SOURCE INFORMATION:
======

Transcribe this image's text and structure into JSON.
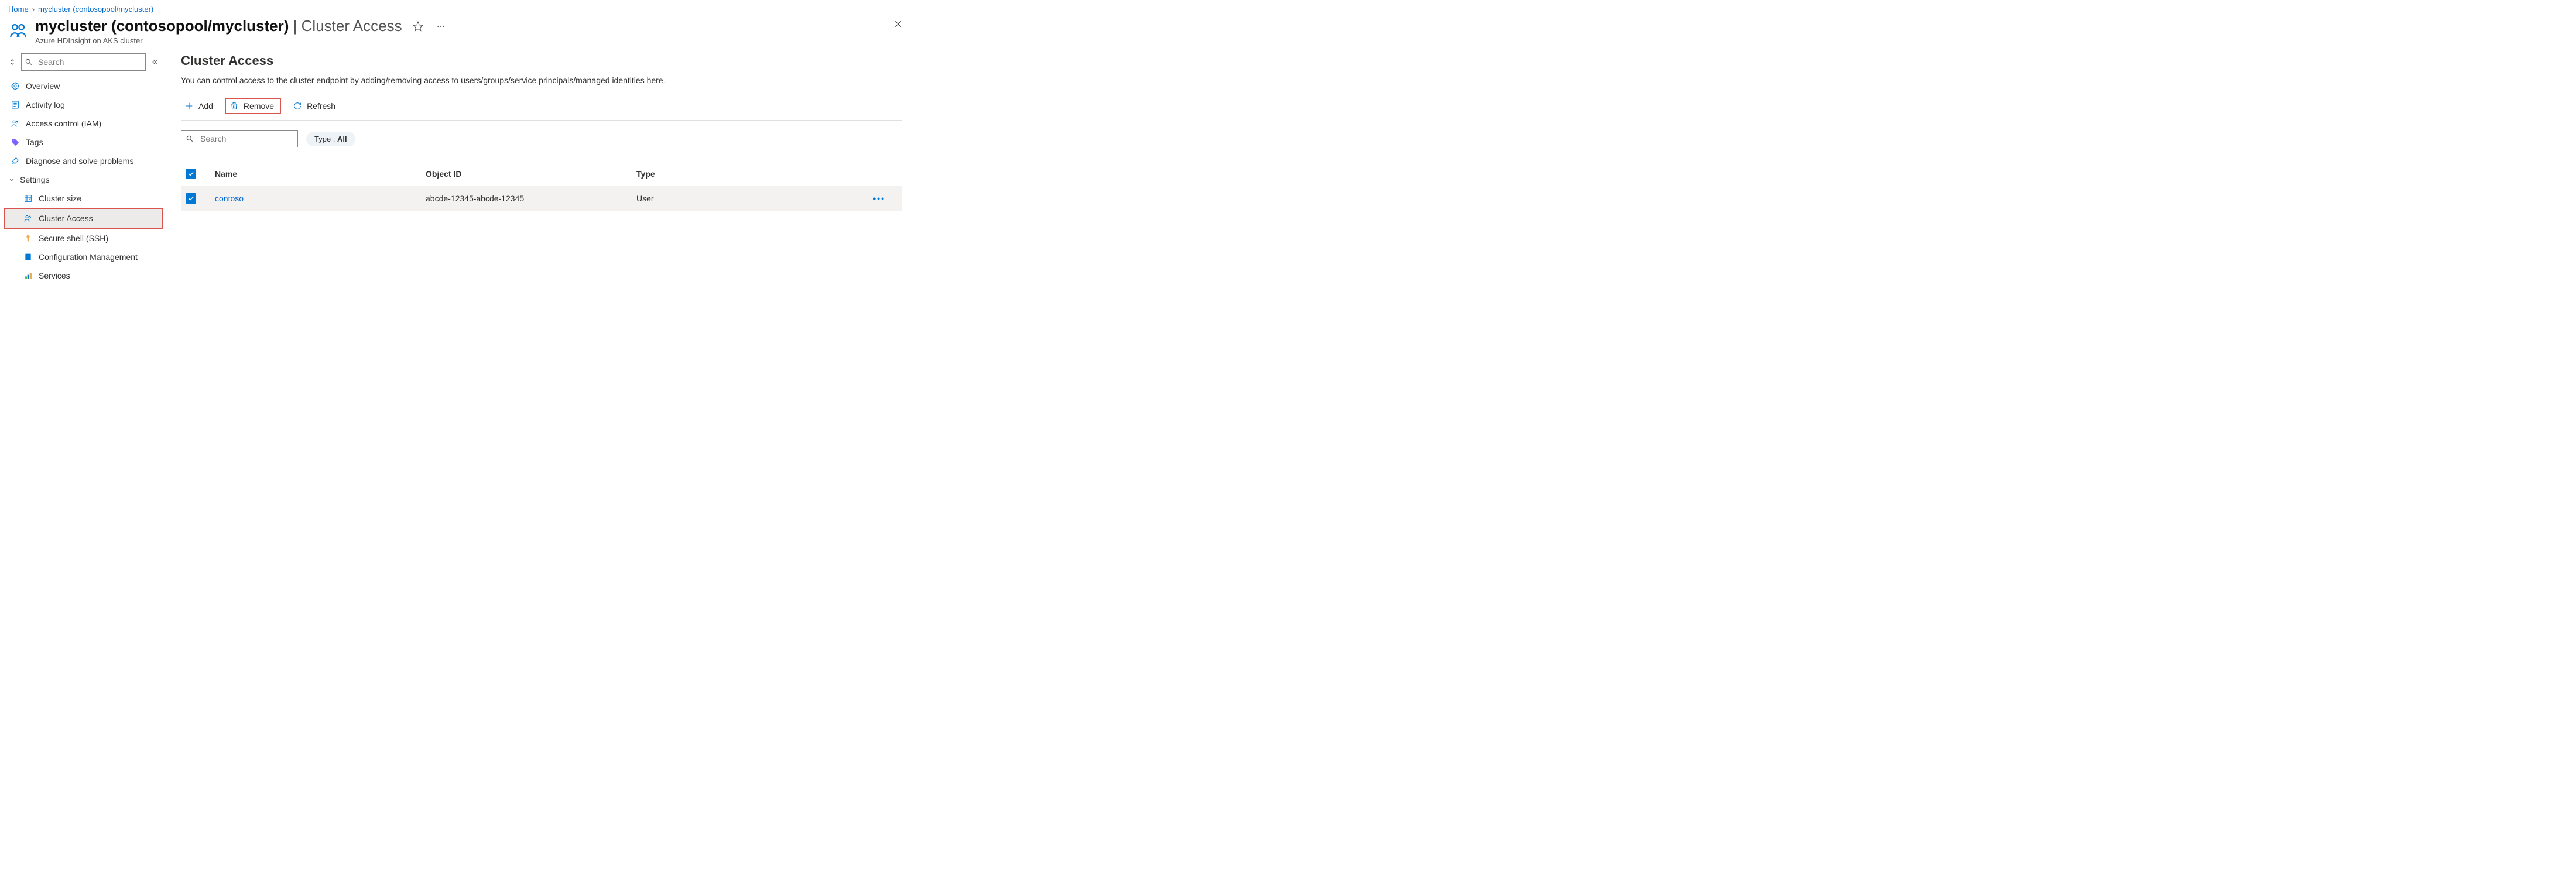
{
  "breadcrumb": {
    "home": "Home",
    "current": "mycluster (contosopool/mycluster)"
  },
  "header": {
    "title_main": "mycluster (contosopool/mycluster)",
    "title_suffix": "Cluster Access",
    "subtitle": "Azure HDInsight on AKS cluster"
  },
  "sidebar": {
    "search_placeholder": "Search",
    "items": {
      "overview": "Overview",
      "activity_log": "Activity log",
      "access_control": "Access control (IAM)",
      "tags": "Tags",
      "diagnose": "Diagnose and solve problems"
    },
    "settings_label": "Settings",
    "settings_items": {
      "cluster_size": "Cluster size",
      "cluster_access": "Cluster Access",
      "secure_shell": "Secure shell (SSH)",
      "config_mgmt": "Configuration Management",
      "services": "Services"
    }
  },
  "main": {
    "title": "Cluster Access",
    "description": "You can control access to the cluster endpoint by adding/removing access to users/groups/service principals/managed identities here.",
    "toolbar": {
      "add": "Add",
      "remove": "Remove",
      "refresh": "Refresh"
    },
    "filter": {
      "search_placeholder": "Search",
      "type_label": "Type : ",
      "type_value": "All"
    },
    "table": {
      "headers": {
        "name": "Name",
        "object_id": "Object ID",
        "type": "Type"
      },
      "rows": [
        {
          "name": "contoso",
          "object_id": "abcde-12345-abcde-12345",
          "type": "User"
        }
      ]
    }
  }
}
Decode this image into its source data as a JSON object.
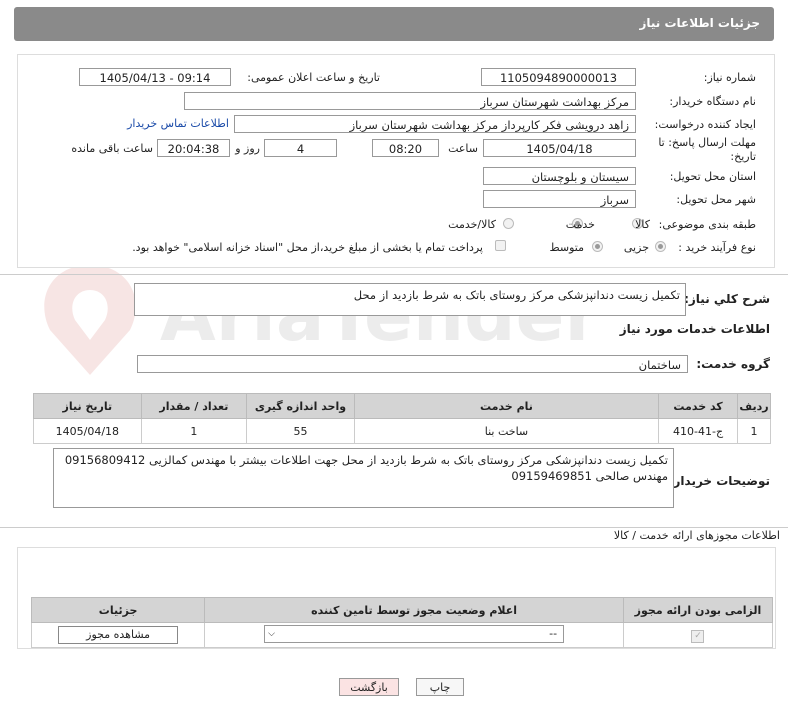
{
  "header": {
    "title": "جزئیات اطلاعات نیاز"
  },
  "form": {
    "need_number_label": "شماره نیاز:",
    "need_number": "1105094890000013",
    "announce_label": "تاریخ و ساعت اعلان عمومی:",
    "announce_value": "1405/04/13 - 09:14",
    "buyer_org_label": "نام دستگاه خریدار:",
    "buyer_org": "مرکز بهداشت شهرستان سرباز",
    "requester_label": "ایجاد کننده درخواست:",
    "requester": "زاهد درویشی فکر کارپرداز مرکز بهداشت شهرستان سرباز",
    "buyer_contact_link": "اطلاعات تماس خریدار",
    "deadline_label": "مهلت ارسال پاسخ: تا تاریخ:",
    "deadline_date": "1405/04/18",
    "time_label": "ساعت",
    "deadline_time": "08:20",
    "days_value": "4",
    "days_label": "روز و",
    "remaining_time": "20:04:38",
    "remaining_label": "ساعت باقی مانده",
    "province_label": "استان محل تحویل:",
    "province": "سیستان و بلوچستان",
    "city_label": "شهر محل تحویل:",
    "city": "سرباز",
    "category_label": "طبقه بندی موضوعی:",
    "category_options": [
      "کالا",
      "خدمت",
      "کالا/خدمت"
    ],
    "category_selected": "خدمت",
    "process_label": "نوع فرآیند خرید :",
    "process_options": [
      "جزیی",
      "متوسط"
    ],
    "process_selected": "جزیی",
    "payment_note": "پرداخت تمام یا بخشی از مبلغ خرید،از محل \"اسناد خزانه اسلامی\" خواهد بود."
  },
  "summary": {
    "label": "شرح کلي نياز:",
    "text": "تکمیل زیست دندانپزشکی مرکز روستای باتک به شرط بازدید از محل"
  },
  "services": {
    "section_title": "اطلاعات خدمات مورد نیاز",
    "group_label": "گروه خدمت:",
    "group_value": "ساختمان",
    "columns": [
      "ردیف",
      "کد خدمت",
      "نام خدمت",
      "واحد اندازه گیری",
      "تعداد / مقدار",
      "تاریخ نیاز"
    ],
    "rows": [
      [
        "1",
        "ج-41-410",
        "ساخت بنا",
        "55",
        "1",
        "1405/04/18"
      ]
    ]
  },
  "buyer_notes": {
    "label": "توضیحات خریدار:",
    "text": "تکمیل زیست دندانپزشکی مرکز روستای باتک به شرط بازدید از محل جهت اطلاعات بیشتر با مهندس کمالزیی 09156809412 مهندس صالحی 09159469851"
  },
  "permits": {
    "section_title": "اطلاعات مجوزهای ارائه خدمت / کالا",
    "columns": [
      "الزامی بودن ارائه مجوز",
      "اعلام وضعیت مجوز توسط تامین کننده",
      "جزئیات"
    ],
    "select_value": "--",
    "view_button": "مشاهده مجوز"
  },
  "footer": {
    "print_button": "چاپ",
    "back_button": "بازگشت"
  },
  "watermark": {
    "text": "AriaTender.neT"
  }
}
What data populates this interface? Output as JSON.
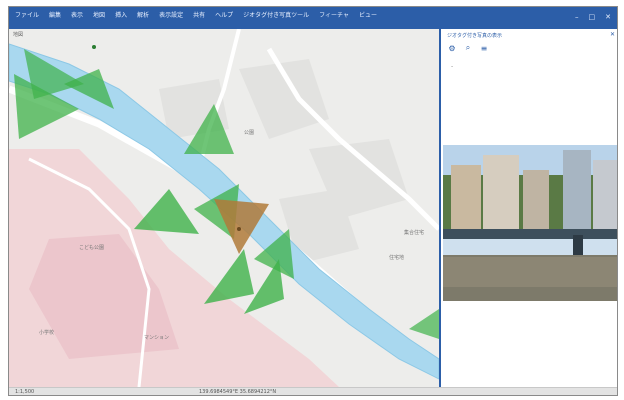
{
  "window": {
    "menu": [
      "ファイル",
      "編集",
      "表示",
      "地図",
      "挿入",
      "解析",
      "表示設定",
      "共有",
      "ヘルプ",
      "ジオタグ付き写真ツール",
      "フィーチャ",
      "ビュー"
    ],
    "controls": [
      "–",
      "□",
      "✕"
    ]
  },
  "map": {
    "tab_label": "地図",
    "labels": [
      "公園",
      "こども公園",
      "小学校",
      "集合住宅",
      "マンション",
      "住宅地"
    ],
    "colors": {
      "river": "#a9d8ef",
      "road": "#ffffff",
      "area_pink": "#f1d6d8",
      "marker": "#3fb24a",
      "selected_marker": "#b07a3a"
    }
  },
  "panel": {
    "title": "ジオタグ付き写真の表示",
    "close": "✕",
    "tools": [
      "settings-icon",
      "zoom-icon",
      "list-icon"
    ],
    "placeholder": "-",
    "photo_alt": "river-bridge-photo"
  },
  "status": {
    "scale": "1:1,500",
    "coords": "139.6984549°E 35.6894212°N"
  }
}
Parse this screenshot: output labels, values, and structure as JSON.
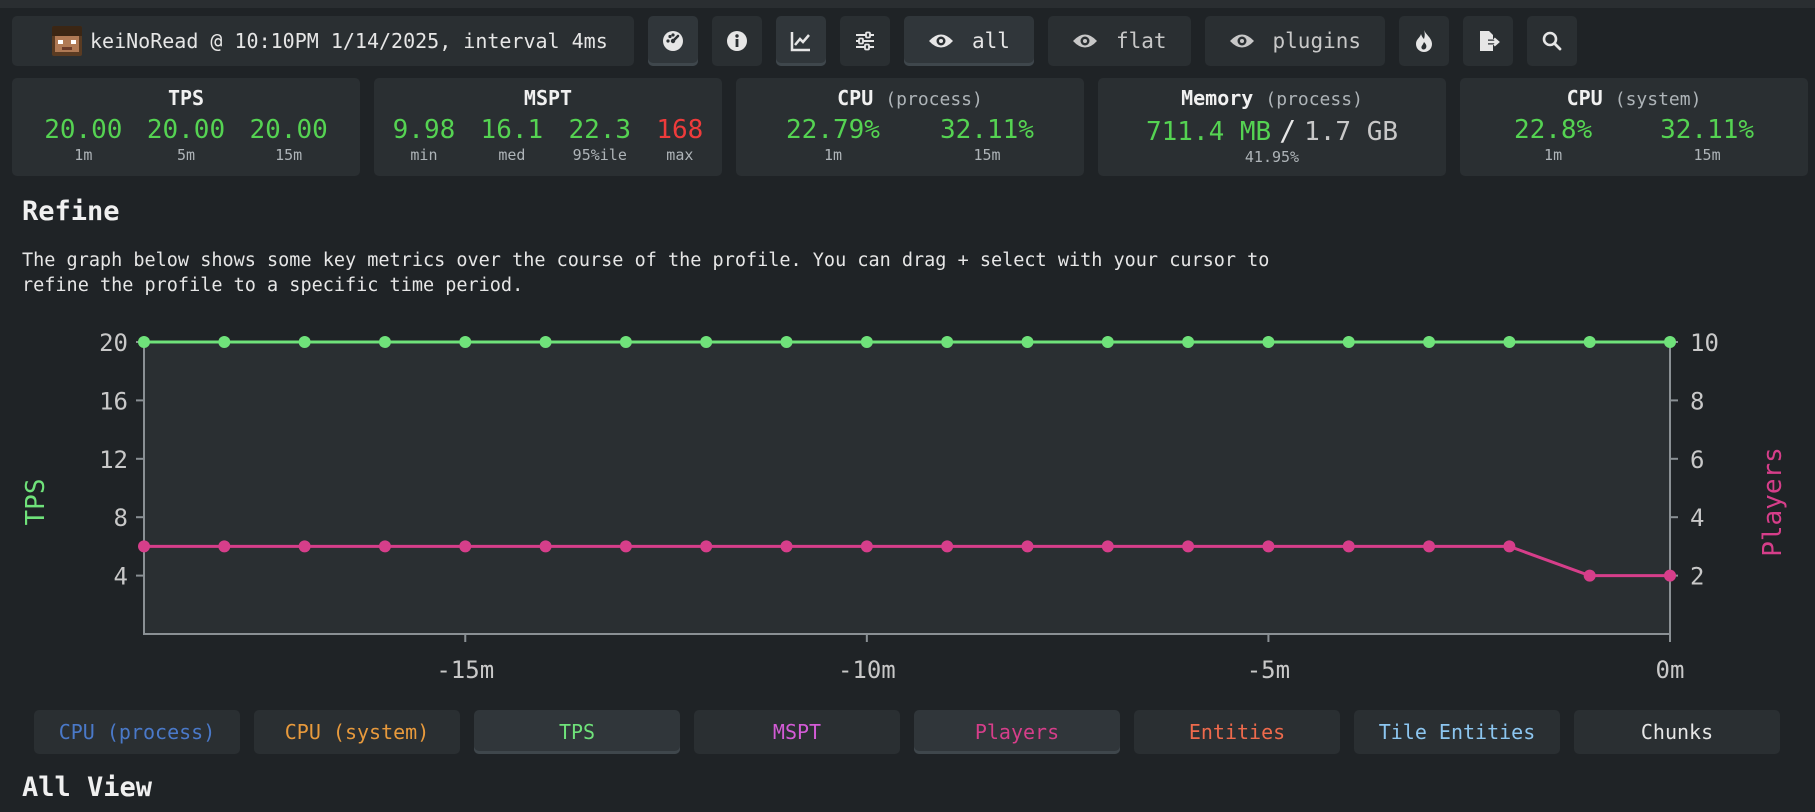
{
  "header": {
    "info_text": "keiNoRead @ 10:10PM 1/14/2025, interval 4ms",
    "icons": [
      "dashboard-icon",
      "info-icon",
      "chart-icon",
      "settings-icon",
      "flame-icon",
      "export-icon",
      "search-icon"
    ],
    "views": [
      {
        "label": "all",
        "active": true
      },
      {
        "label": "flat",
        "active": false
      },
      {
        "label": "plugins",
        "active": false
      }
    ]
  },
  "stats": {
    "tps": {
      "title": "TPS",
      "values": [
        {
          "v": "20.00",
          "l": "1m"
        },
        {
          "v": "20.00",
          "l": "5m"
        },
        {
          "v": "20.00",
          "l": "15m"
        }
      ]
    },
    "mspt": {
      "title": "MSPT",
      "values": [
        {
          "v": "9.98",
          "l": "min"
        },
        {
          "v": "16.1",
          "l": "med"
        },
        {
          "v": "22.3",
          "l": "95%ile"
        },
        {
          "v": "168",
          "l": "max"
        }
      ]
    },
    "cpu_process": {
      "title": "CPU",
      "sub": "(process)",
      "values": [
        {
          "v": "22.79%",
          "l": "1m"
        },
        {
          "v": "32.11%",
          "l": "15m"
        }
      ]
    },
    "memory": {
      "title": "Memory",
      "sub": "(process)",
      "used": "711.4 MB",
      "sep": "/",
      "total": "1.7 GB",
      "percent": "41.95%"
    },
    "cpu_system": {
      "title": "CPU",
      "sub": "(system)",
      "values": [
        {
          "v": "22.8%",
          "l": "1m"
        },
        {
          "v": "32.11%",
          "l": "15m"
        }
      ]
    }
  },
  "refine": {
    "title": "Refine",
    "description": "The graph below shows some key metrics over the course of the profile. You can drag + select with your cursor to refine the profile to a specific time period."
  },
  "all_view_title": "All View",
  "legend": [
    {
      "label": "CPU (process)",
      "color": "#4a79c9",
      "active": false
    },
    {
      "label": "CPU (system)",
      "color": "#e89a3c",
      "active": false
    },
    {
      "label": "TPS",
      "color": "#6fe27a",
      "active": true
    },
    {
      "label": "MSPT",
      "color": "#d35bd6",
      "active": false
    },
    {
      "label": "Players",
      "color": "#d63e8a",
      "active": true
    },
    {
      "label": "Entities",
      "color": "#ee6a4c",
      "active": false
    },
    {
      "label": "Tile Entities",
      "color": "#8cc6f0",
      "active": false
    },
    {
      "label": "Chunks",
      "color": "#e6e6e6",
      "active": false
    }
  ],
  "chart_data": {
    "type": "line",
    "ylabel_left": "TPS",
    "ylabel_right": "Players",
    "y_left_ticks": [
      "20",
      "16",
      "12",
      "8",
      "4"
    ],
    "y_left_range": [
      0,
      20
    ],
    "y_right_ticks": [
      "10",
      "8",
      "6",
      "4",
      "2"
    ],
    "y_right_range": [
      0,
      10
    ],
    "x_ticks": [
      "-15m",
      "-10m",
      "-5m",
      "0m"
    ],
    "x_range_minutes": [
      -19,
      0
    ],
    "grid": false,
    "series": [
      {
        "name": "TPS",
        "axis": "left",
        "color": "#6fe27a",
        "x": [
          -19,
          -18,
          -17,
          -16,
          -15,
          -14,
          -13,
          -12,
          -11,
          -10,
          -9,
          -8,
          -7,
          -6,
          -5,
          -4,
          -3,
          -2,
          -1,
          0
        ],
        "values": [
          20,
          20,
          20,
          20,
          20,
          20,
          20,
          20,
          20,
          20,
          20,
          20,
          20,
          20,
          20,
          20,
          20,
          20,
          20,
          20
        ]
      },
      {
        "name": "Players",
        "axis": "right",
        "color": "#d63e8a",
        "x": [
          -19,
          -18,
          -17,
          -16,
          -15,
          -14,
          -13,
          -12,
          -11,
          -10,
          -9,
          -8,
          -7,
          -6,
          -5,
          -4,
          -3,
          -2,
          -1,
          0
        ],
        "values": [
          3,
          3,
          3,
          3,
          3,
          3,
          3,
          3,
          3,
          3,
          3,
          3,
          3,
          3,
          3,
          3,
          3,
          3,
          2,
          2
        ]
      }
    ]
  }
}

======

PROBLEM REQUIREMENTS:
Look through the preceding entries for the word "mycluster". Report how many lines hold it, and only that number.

EXERCISE ANSWER:
2